The critical topic of Peak Oil deserves its extensive coverage in multiple books (right; click to enlarge) and websites. A good start is oil geologist and Princeton University Professor Emeritus Kenneth Deffeyes' beginning to Beyond Oil:
The supply of oil in the ground is not infinite. Someday, annual world crude oil production has to reach a peak and start to decline. It is my opinion that the peak will occur in late 2005 or in the first few months of 2006.
Based on oil geology, the peak occurs when around half of total recoverable oil has been produced. Not that we're "out of oil", but that production will inexorably fall after the peak.
This chart, data from ASPO (the Association for the Study of Peak Oil&Gas) founder Colin Campbell, summarizes where we likely are.
But won't oil companies keep finding more oil fields, especially with new technology?
No, the biggest fields were discoverd decades ago and are running down faster than new discoveries can replace them. Matthew Simmons' Twilight in the Desert summarizes numerous technical reports to conclude even Saudi Arabia's production may have peaked.
As an example, this chart from The Oil Drum's Gail Tverberg documents the United States' 1970 oil peak was never exceeded despite all of Alaska's new production. Proposed drilling in ANWR (Arctic National Wildlife Refuge) would do far less.
That's the very short version of Peak Oil. Energy Bulletin's Peak Oil Primer and the books above are good next steps. Richard Heinberg and James Howard Kunstler provide extensive background on Peak Oil, oil alternatives, and potential futures.

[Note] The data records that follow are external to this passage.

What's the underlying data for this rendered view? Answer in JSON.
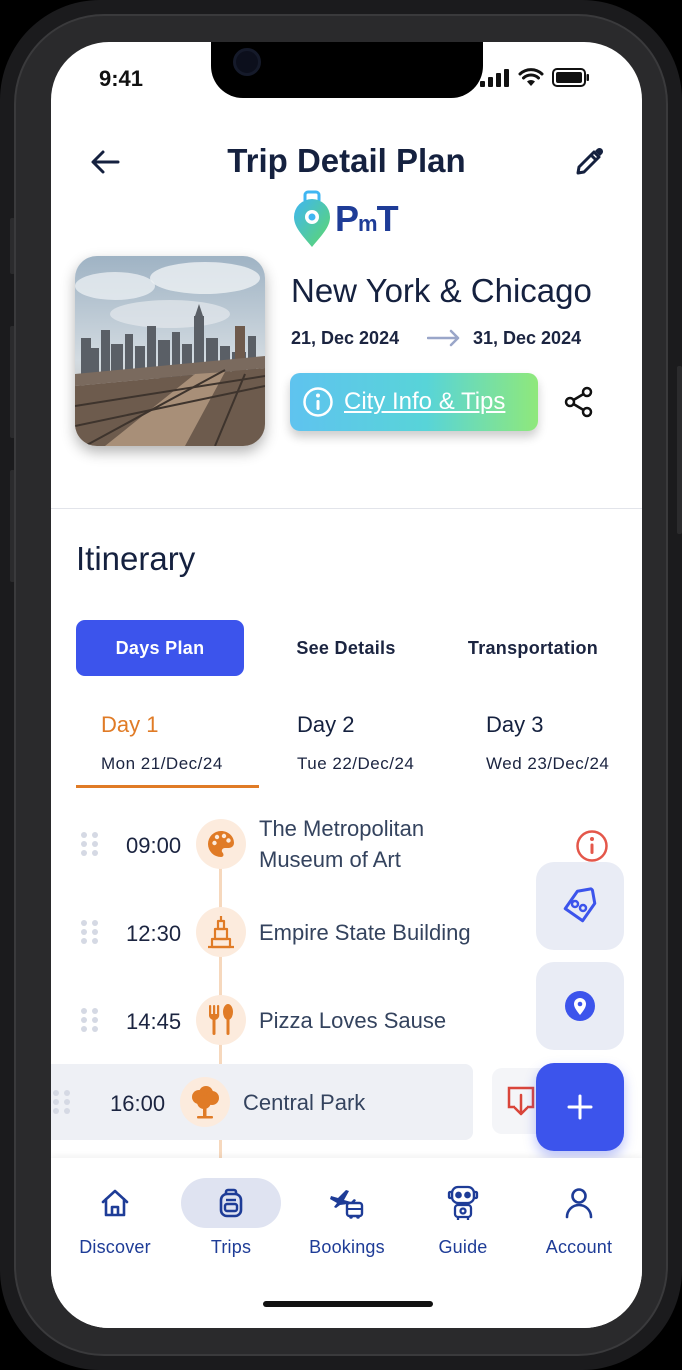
{
  "status_bar": {
    "time": "9:41"
  },
  "header": {
    "title": "Trip Detail Plan"
  },
  "logo": {
    "text_p": "P",
    "text_m": "m",
    "text_t": "T"
  },
  "trip": {
    "name": "New York & Chicago",
    "date_from": "21, Dec 2024",
    "date_to": "31, Dec 2024",
    "city_info_label": "City Info & Tips"
  },
  "itinerary": {
    "title": "Itinerary",
    "plan_tabs": [
      {
        "label": "Days Plan",
        "active": true
      },
      {
        "label": "See Details",
        "active": false
      },
      {
        "label": "Transportation",
        "active": false
      }
    ],
    "day_tabs": [
      {
        "day": "Day 1",
        "date": "Mon 21/Dec/24",
        "active": true
      },
      {
        "day": "Day 2",
        "date": "Tue 22/Dec/24",
        "active": false
      },
      {
        "day": "Day 3",
        "date": "Wed 23/Dec/24",
        "active": false
      }
    ],
    "activities": [
      {
        "time": "09:00",
        "name_line1": "The Metropolitan",
        "name_line2": "Museum of Art",
        "icon": "palette-icon"
      },
      {
        "time": "12:30",
        "name_line1": "Empire State Building",
        "name_line2": "",
        "icon": "building-icon"
      },
      {
        "time": "14:45",
        "name_line1": "Pizza Loves Sause",
        "name_line2": "",
        "icon": "restaurant-icon"
      },
      {
        "time": "16:00",
        "name_line1": "Central Park",
        "name_line2": "",
        "icon": "tree-icon"
      }
    ]
  },
  "bottom_nav": [
    {
      "label": "Discover",
      "icon": "home-icon",
      "active": false
    },
    {
      "label": "Trips",
      "icon": "backpack-icon",
      "active": true
    },
    {
      "label": "Bookings",
      "icon": "plane-bus-icon",
      "active": false
    },
    {
      "label": "Guide",
      "icon": "robot-icon",
      "active": false
    },
    {
      "label": "Account",
      "icon": "person-icon",
      "active": false
    }
  ],
  "colors": {
    "primary": "#3C54EC",
    "accent_orange": "#E07B26",
    "nav_blue": "#1E3C97",
    "info_red": "#E4574A"
  }
}
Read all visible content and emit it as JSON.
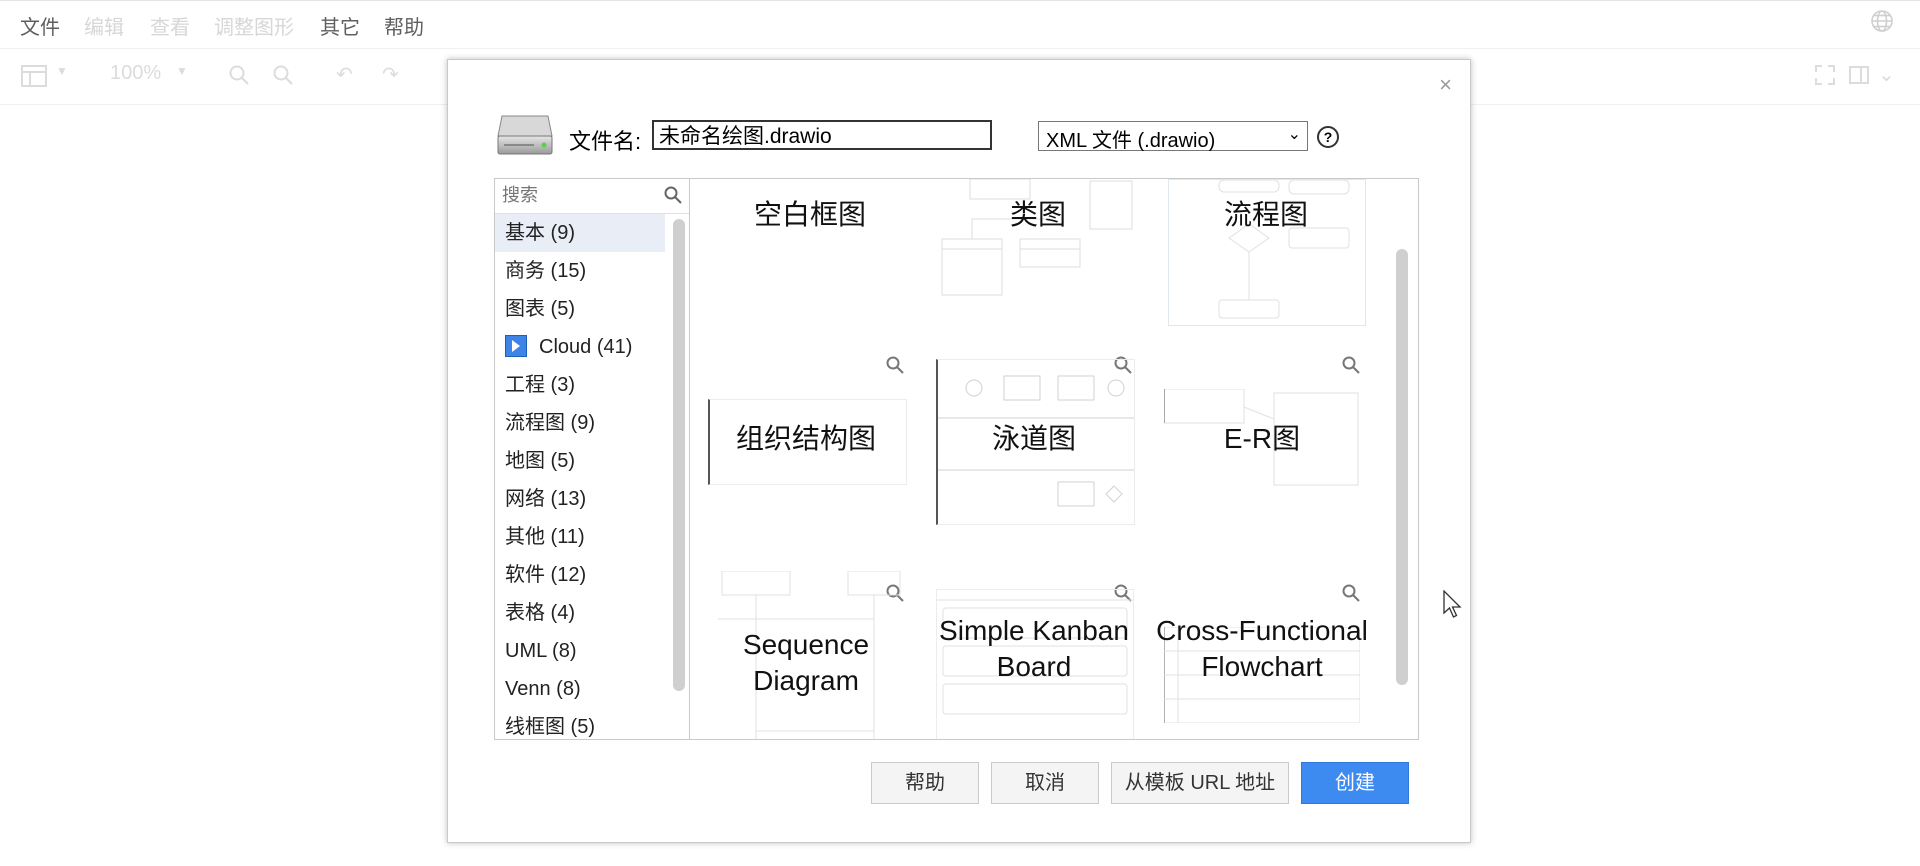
{
  "menubar": {
    "items": [
      "文件",
      "编辑",
      "查看",
      "调整图形",
      "其它",
      "帮助"
    ]
  },
  "toolbar": {
    "zoom": "100%"
  },
  "dialog": {
    "filename_label": "文件名:",
    "filename_value": "未命名绘图.drawio",
    "file_type": "XML 文件 (.drawio)",
    "help_symbol": "?",
    "close_symbol": "×",
    "search_placeholder": "搜索",
    "categories": [
      "基本 (9)",
      "商务 (15)",
      "图表 (5)",
      "Cloud (41)",
      "工程 (3)",
      "流程图 (9)",
      "地图 (5)",
      "网络 (13)",
      "其他 (11)",
      "软件 (12)",
      "表格 (4)",
      "UML (8)",
      "Venn (8)",
      "线框图 (5)"
    ],
    "selected_category": "基本 (9)",
    "templates": {
      "t1": "空白框图",
      "t2": "类图",
      "t3": "流程图",
      "t4": "组织结构图",
      "t5": "泳道图",
      "t6": "E-R图",
      "t7": "Sequence Diagram",
      "t8": "Simple Kanban Board",
      "t9": "Cross-Functional Flowchart"
    },
    "buttons": {
      "help": "帮助",
      "cancel": "取消",
      "from_url": "从模板 URL 地址",
      "create": "创建"
    }
  },
  "colors": {
    "primary": "#3d8af0",
    "selected_row": "#e8edf6"
  }
}
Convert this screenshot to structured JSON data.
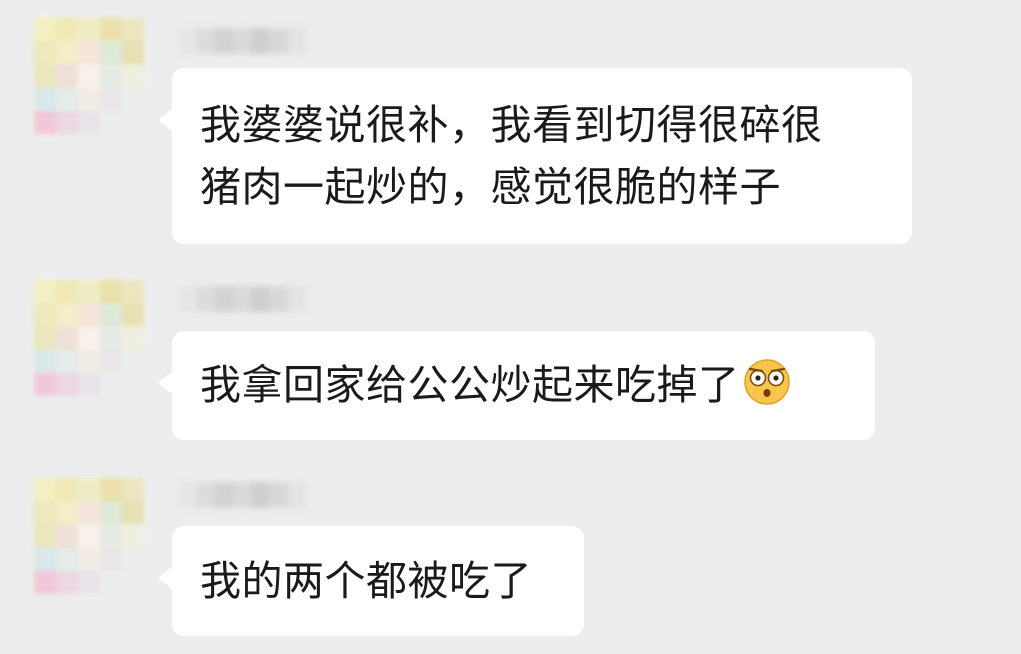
{
  "chat": {
    "messages": [
      {
        "lines": [
          "我婆婆说很补，我看到切得很碎很",
          "猪肉一起炒的，感觉很脆的样子"
        ],
        "emoji": null
      },
      {
        "lines": [
          "我拿回家给公公炒起来吃掉了"
        ],
        "emoji": "shocked-face-emoji"
      },
      {
        "lines": [
          "我的两个都被吃了"
        ],
        "emoji": null
      }
    ]
  },
  "colors": {
    "background": "#ededed",
    "bubble": "#ffffff",
    "text": "#1a1a1a"
  }
}
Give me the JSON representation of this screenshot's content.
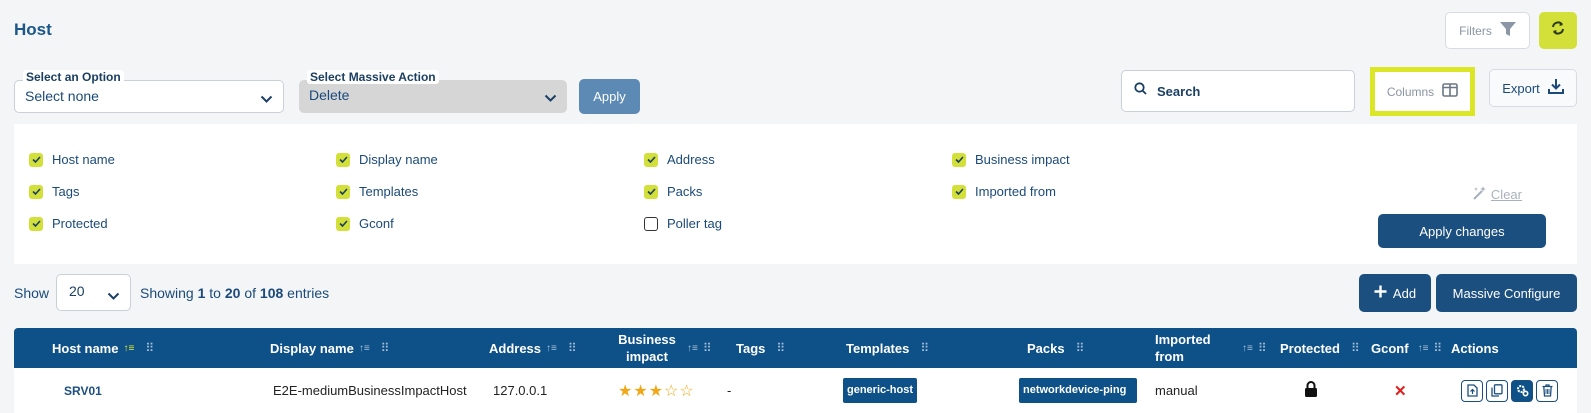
{
  "page": {
    "title": "Host"
  },
  "toolbar": {
    "filters_label": "Filters",
    "refresh_icon": "refresh-icon"
  },
  "option_select": {
    "label": "Select an Option",
    "value": "Select none"
  },
  "massive_select": {
    "label": "Select Massive Action",
    "value": "Delete"
  },
  "apply_label": "Apply",
  "search": {
    "placeholder": "Search"
  },
  "columns_label": "Columns",
  "export_label": "Export",
  "columns_panel": {
    "checkboxes": [
      {
        "label": "Host name",
        "checked": true
      },
      {
        "label": "Display name",
        "checked": true
      },
      {
        "label": "Address",
        "checked": true
      },
      {
        "label": "Business impact",
        "checked": true
      },
      {
        "label": "Tags",
        "checked": true
      },
      {
        "label": "Templates",
        "checked": true
      },
      {
        "label": "Packs",
        "checked": true
      },
      {
        "label": "Imported from",
        "checked": true
      },
      {
        "label": "Protected",
        "checked": true
      },
      {
        "label": "Gconf",
        "checked": true
      },
      {
        "label": "Poller tag",
        "checked": false
      }
    ],
    "clear_label": "Clear",
    "apply_changes_label": "Apply changes"
  },
  "pagination": {
    "show_label": "Show",
    "page_size": "20",
    "entries_prefix": "Showing",
    "from": "1",
    "to_word": "to",
    "to": "20",
    "of_word": "of",
    "total": "108",
    "entries_suffix": "entries"
  },
  "actions": {
    "add_label": "Add",
    "massive_configure_label": "Massive Configure"
  },
  "table": {
    "headers": {
      "host_name": "Host name",
      "display_name": "Display name",
      "address": "Address",
      "business_impact": "Business impact",
      "tags": "Tags",
      "templates": "Templates",
      "packs": "Packs",
      "imported_from": "Imported from",
      "protected": "Protected",
      "gconf": "Gconf",
      "actions": "Actions"
    },
    "rows": [
      {
        "host_name": "SRV01",
        "display_name": "E2E-mediumBusinessImpactHost",
        "address": "127.0.0.1",
        "business_impact": 3,
        "business_impact_max": 5,
        "tags": "-",
        "templates": "generic-host",
        "packs": "networkdevice-ping",
        "imported_from": "manual",
        "protected_icon": "lock-icon",
        "gconf_icon": "x-icon"
      }
    ]
  },
  "colors": {
    "primary": "#0d5188",
    "accent": "#d4e03a",
    "background": "#f4f5f7"
  }
}
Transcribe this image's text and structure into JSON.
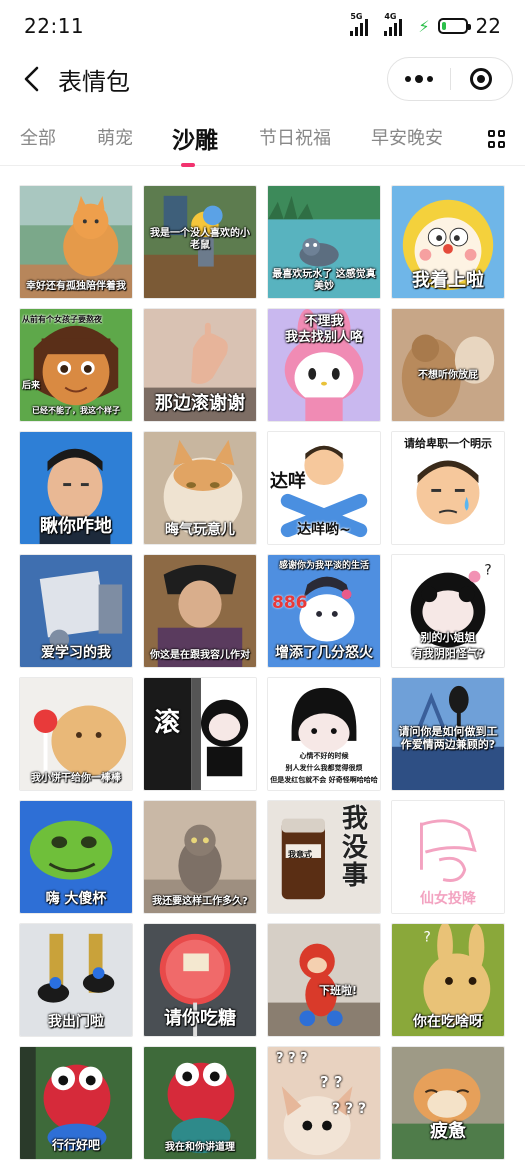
{
  "status_bar": {
    "time": "22:11",
    "network_1": "5G",
    "network_2": "4G",
    "battery_level": "22",
    "battery_fraction": 0.22
  },
  "header": {
    "title": "表情包"
  },
  "tabs": [
    {
      "label": "全部",
      "active": false
    },
    {
      "label": "萌宠",
      "active": false
    },
    {
      "label": "沙雕",
      "active": true
    },
    {
      "label": "节日祝福",
      "active": false
    },
    {
      "label": "早安晚安",
      "active": false
    }
  ],
  "accent_color": "#f2336f",
  "stickers": [
    {
      "captions": [
        "幸好还有孤独陪伴着我"
      ]
    },
    {
      "captions": [
        "我是一个没人喜欢的小老鼠"
      ]
    },
    {
      "captions": [
        "最喜欢玩水了 这感觉真美妙"
      ]
    },
    {
      "captions": [
        "我着上啦"
      ]
    },
    {
      "captions": [
        "从前有个女孩子要熬夜",
        "后来",
        "已经不能了，我这个样子"
      ]
    },
    {
      "captions": [
        "那边滚谢谢"
      ]
    },
    {
      "captions": [
        "不理我",
        "我去找别人咯"
      ]
    },
    {
      "captions": [
        "不想听你放屁"
      ]
    },
    {
      "captions": [
        "瞅你咋地"
      ]
    },
    {
      "captions": [
        "晦气玩意儿"
      ]
    },
    {
      "captions": [
        "达咩",
        "达咩哟~"
      ]
    },
    {
      "captions": [
        "请给卑职一个明示"
      ]
    },
    {
      "captions": [
        "爱学习的我"
      ]
    },
    {
      "captions": [
        "你这是在跟我容儿作对"
      ]
    },
    {
      "captions": [
        "感谢你为我平淡的生活",
        "886",
        "增添了几分怒火"
      ]
    },
    {
      "captions": [
        "别的小姐姐",
        "有我阴阳怪气?"
      ]
    },
    {
      "captions": [
        "我小饼干给你一棒棒"
      ]
    },
    {
      "captions": [
        "滚"
      ]
    },
    {
      "captions": [
        "心情不好的时候",
        "别人发什么我都觉得很烦",
        "但是发红包就不会 好奇怪啊哈哈哈"
      ]
    },
    {
      "captions": [
        "请问你是如何做到工作爱情两边兼顾的?"
      ]
    },
    {
      "captions": [
        "嗨 大傻杯"
      ]
    },
    {
      "captions": [
        "我还要这样工作多久?"
      ]
    },
    {
      "captions": [
        "我没事",
        "我竟式"
      ]
    },
    {
      "captions": [
        "仙女投降"
      ]
    },
    {
      "captions": [
        "我出门啦"
      ]
    },
    {
      "captions": [
        "请你吃糖"
      ]
    },
    {
      "captions": [
        "下班啦!"
      ]
    },
    {
      "captions": [
        "你在吃啥呀"
      ]
    },
    {
      "captions": [
        "行行好吧"
      ]
    },
    {
      "captions": [
        "我在和你讲道理"
      ]
    },
    {
      "captions": [
        "? ? ?",
        "? ?",
        "? ? ?"
      ]
    },
    {
      "captions": [
        "疲惫"
      ]
    }
  ]
}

I regularly check Energy Bulletin, Gristmill, and Robert Rapier's blog for Peak Oil and energy news. ASPO-USA will hold its 4th annual national conference in Sacramento this year, September 21-23. I'll be there.
So begins a thread that will focus on what does Los Angeles do post-Peak Oil.